→ YOUR OBJECTIVE:
Repeat each entry exactly, but do not carry over the pictures.

→ RECORDS TO USE:
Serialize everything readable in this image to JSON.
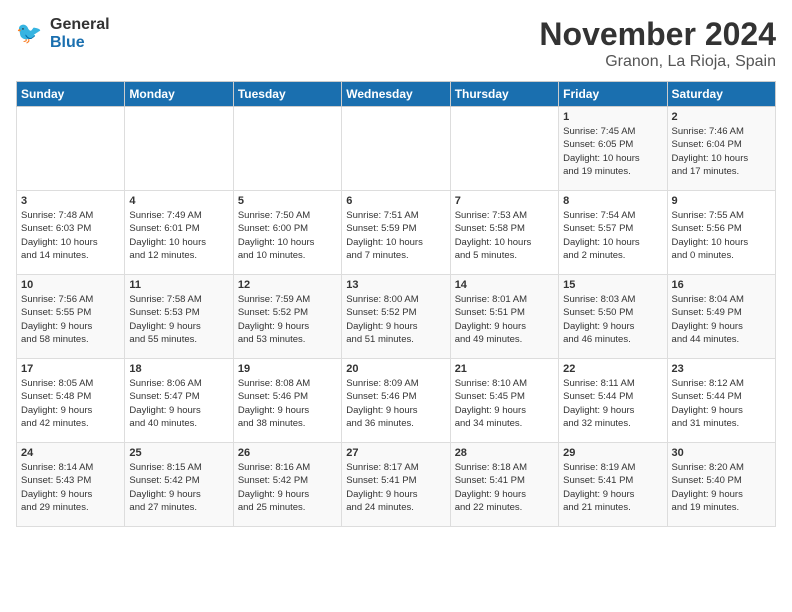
{
  "logo": {
    "line1": "General",
    "line2": "Blue"
  },
  "title": "November 2024",
  "location": "Granon, La Rioja, Spain",
  "weekdays": [
    "Sunday",
    "Monday",
    "Tuesday",
    "Wednesday",
    "Thursday",
    "Friday",
    "Saturday"
  ],
  "weeks": [
    [
      {
        "day": "",
        "info": ""
      },
      {
        "day": "",
        "info": ""
      },
      {
        "day": "",
        "info": ""
      },
      {
        "day": "",
        "info": ""
      },
      {
        "day": "",
        "info": ""
      },
      {
        "day": "1",
        "info": "Sunrise: 7:45 AM\nSunset: 6:05 PM\nDaylight: 10 hours\nand 19 minutes."
      },
      {
        "day": "2",
        "info": "Sunrise: 7:46 AM\nSunset: 6:04 PM\nDaylight: 10 hours\nand 17 minutes."
      }
    ],
    [
      {
        "day": "3",
        "info": "Sunrise: 7:48 AM\nSunset: 6:03 PM\nDaylight: 10 hours\nand 14 minutes."
      },
      {
        "day": "4",
        "info": "Sunrise: 7:49 AM\nSunset: 6:01 PM\nDaylight: 10 hours\nand 12 minutes."
      },
      {
        "day": "5",
        "info": "Sunrise: 7:50 AM\nSunset: 6:00 PM\nDaylight: 10 hours\nand 10 minutes."
      },
      {
        "day": "6",
        "info": "Sunrise: 7:51 AM\nSunset: 5:59 PM\nDaylight: 10 hours\nand 7 minutes."
      },
      {
        "day": "7",
        "info": "Sunrise: 7:53 AM\nSunset: 5:58 PM\nDaylight: 10 hours\nand 5 minutes."
      },
      {
        "day": "8",
        "info": "Sunrise: 7:54 AM\nSunset: 5:57 PM\nDaylight: 10 hours\nand 2 minutes."
      },
      {
        "day": "9",
        "info": "Sunrise: 7:55 AM\nSunset: 5:56 PM\nDaylight: 10 hours\nand 0 minutes."
      }
    ],
    [
      {
        "day": "10",
        "info": "Sunrise: 7:56 AM\nSunset: 5:55 PM\nDaylight: 9 hours\nand 58 minutes."
      },
      {
        "day": "11",
        "info": "Sunrise: 7:58 AM\nSunset: 5:53 PM\nDaylight: 9 hours\nand 55 minutes."
      },
      {
        "day": "12",
        "info": "Sunrise: 7:59 AM\nSunset: 5:52 PM\nDaylight: 9 hours\nand 53 minutes."
      },
      {
        "day": "13",
        "info": "Sunrise: 8:00 AM\nSunset: 5:52 PM\nDaylight: 9 hours\nand 51 minutes."
      },
      {
        "day": "14",
        "info": "Sunrise: 8:01 AM\nSunset: 5:51 PM\nDaylight: 9 hours\nand 49 minutes."
      },
      {
        "day": "15",
        "info": "Sunrise: 8:03 AM\nSunset: 5:50 PM\nDaylight: 9 hours\nand 46 minutes."
      },
      {
        "day": "16",
        "info": "Sunrise: 8:04 AM\nSunset: 5:49 PM\nDaylight: 9 hours\nand 44 minutes."
      }
    ],
    [
      {
        "day": "17",
        "info": "Sunrise: 8:05 AM\nSunset: 5:48 PM\nDaylight: 9 hours\nand 42 minutes."
      },
      {
        "day": "18",
        "info": "Sunrise: 8:06 AM\nSunset: 5:47 PM\nDaylight: 9 hours\nand 40 minutes."
      },
      {
        "day": "19",
        "info": "Sunrise: 8:08 AM\nSunset: 5:46 PM\nDaylight: 9 hours\nand 38 minutes."
      },
      {
        "day": "20",
        "info": "Sunrise: 8:09 AM\nSunset: 5:46 PM\nDaylight: 9 hours\nand 36 minutes."
      },
      {
        "day": "21",
        "info": "Sunrise: 8:10 AM\nSunset: 5:45 PM\nDaylight: 9 hours\nand 34 minutes."
      },
      {
        "day": "22",
        "info": "Sunrise: 8:11 AM\nSunset: 5:44 PM\nDaylight: 9 hours\nand 32 minutes."
      },
      {
        "day": "23",
        "info": "Sunrise: 8:12 AM\nSunset: 5:44 PM\nDaylight: 9 hours\nand 31 minutes."
      }
    ],
    [
      {
        "day": "24",
        "info": "Sunrise: 8:14 AM\nSunset: 5:43 PM\nDaylight: 9 hours\nand 29 minutes."
      },
      {
        "day": "25",
        "info": "Sunrise: 8:15 AM\nSunset: 5:42 PM\nDaylight: 9 hours\nand 27 minutes."
      },
      {
        "day": "26",
        "info": "Sunrise: 8:16 AM\nSunset: 5:42 PM\nDaylight: 9 hours\nand 25 minutes."
      },
      {
        "day": "27",
        "info": "Sunrise: 8:17 AM\nSunset: 5:41 PM\nDaylight: 9 hours\nand 24 minutes."
      },
      {
        "day": "28",
        "info": "Sunrise: 8:18 AM\nSunset: 5:41 PM\nDaylight: 9 hours\nand 22 minutes."
      },
      {
        "day": "29",
        "info": "Sunrise: 8:19 AM\nSunset: 5:41 PM\nDaylight: 9 hours\nand 21 minutes."
      },
      {
        "day": "30",
        "info": "Sunrise: 8:20 AM\nSunset: 5:40 PM\nDaylight: 9 hours\nand 19 minutes."
      }
    ]
  ]
}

→ YOUR RESPONSE:
Serialize everything readable in this image to JSON.
{
  "logo": {
    "line1": "General",
    "line2": "Blue"
  },
  "title": "November 2024",
  "location": "Granon, La Rioja, Spain",
  "weekdays": [
    "Sunday",
    "Monday",
    "Tuesday",
    "Wednesday",
    "Thursday",
    "Friday",
    "Saturday"
  ],
  "weeks": [
    [
      {
        "day": "",
        "info": ""
      },
      {
        "day": "",
        "info": ""
      },
      {
        "day": "",
        "info": ""
      },
      {
        "day": "",
        "info": ""
      },
      {
        "day": "",
        "info": ""
      },
      {
        "day": "1",
        "info": "Sunrise: 7:45 AM\nSunset: 6:05 PM\nDaylight: 10 hours\nand 19 minutes."
      },
      {
        "day": "2",
        "info": "Sunrise: 7:46 AM\nSunset: 6:04 PM\nDaylight: 10 hours\nand 17 minutes."
      }
    ],
    [
      {
        "day": "3",
        "info": "Sunrise: 7:48 AM\nSunset: 6:03 PM\nDaylight: 10 hours\nand 14 minutes."
      },
      {
        "day": "4",
        "info": "Sunrise: 7:49 AM\nSunset: 6:01 PM\nDaylight: 10 hours\nand 12 minutes."
      },
      {
        "day": "5",
        "info": "Sunrise: 7:50 AM\nSunset: 6:00 PM\nDaylight: 10 hours\nand 10 minutes."
      },
      {
        "day": "6",
        "info": "Sunrise: 7:51 AM\nSunset: 5:59 PM\nDaylight: 10 hours\nand 7 minutes."
      },
      {
        "day": "7",
        "info": "Sunrise: 7:53 AM\nSunset: 5:58 PM\nDaylight: 10 hours\nand 5 minutes."
      },
      {
        "day": "8",
        "info": "Sunrise: 7:54 AM\nSunset: 5:57 PM\nDaylight: 10 hours\nand 2 minutes."
      },
      {
        "day": "9",
        "info": "Sunrise: 7:55 AM\nSunset: 5:56 PM\nDaylight: 10 hours\nand 0 minutes."
      }
    ],
    [
      {
        "day": "10",
        "info": "Sunrise: 7:56 AM\nSunset: 5:55 PM\nDaylight: 9 hours\nand 58 minutes."
      },
      {
        "day": "11",
        "info": "Sunrise: 7:58 AM\nSunset: 5:53 PM\nDaylight: 9 hours\nand 55 minutes."
      },
      {
        "day": "12",
        "info": "Sunrise: 7:59 AM\nSunset: 5:52 PM\nDaylight: 9 hours\nand 53 minutes."
      },
      {
        "day": "13",
        "info": "Sunrise: 8:00 AM\nSunset: 5:52 PM\nDaylight: 9 hours\nand 51 minutes."
      },
      {
        "day": "14",
        "info": "Sunrise: 8:01 AM\nSunset: 5:51 PM\nDaylight: 9 hours\nand 49 minutes."
      },
      {
        "day": "15",
        "info": "Sunrise: 8:03 AM\nSunset: 5:50 PM\nDaylight: 9 hours\nand 46 minutes."
      },
      {
        "day": "16",
        "info": "Sunrise: 8:04 AM\nSunset: 5:49 PM\nDaylight: 9 hours\nand 44 minutes."
      }
    ],
    [
      {
        "day": "17",
        "info": "Sunrise: 8:05 AM\nSunset: 5:48 PM\nDaylight: 9 hours\nand 42 minutes."
      },
      {
        "day": "18",
        "info": "Sunrise: 8:06 AM\nSunset: 5:47 PM\nDaylight: 9 hours\nand 40 minutes."
      },
      {
        "day": "19",
        "info": "Sunrise: 8:08 AM\nSunset: 5:46 PM\nDaylight: 9 hours\nand 38 minutes."
      },
      {
        "day": "20",
        "info": "Sunrise: 8:09 AM\nSunset: 5:46 PM\nDaylight: 9 hours\nand 36 minutes."
      },
      {
        "day": "21",
        "info": "Sunrise: 8:10 AM\nSunset: 5:45 PM\nDaylight: 9 hours\nand 34 minutes."
      },
      {
        "day": "22",
        "info": "Sunrise: 8:11 AM\nSunset: 5:44 PM\nDaylight: 9 hours\nand 32 minutes."
      },
      {
        "day": "23",
        "info": "Sunrise: 8:12 AM\nSunset: 5:44 PM\nDaylight: 9 hours\nand 31 minutes."
      }
    ],
    [
      {
        "day": "24",
        "info": "Sunrise: 8:14 AM\nSunset: 5:43 PM\nDaylight: 9 hours\nand 29 minutes."
      },
      {
        "day": "25",
        "info": "Sunrise: 8:15 AM\nSunset: 5:42 PM\nDaylight: 9 hours\nand 27 minutes."
      },
      {
        "day": "26",
        "info": "Sunrise: 8:16 AM\nSunset: 5:42 PM\nDaylight: 9 hours\nand 25 minutes."
      },
      {
        "day": "27",
        "info": "Sunrise: 8:17 AM\nSunset: 5:41 PM\nDaylight: 9 hours\nand 24 minutes."
      },
      {
        "day": "28",
        "info": "Sunrise: 8:18 AM\nSunset: 5:41 PM\nDaylight: 9 hours\nand 22 minutes."
      },
      {
        "day": "29",
        "info": "Sunrise: 8:19 AM\nSunset: 5:41 PM\nDaylight: 9 hours\nand 21 minutes."
      },
      {
        "day": "30",
        "info": "Sunrise: 8:20 AM\nSunset: 5:40 PM\nDaylight: 9 hours\nand 19 minutes."
      }
    ]
  ]
}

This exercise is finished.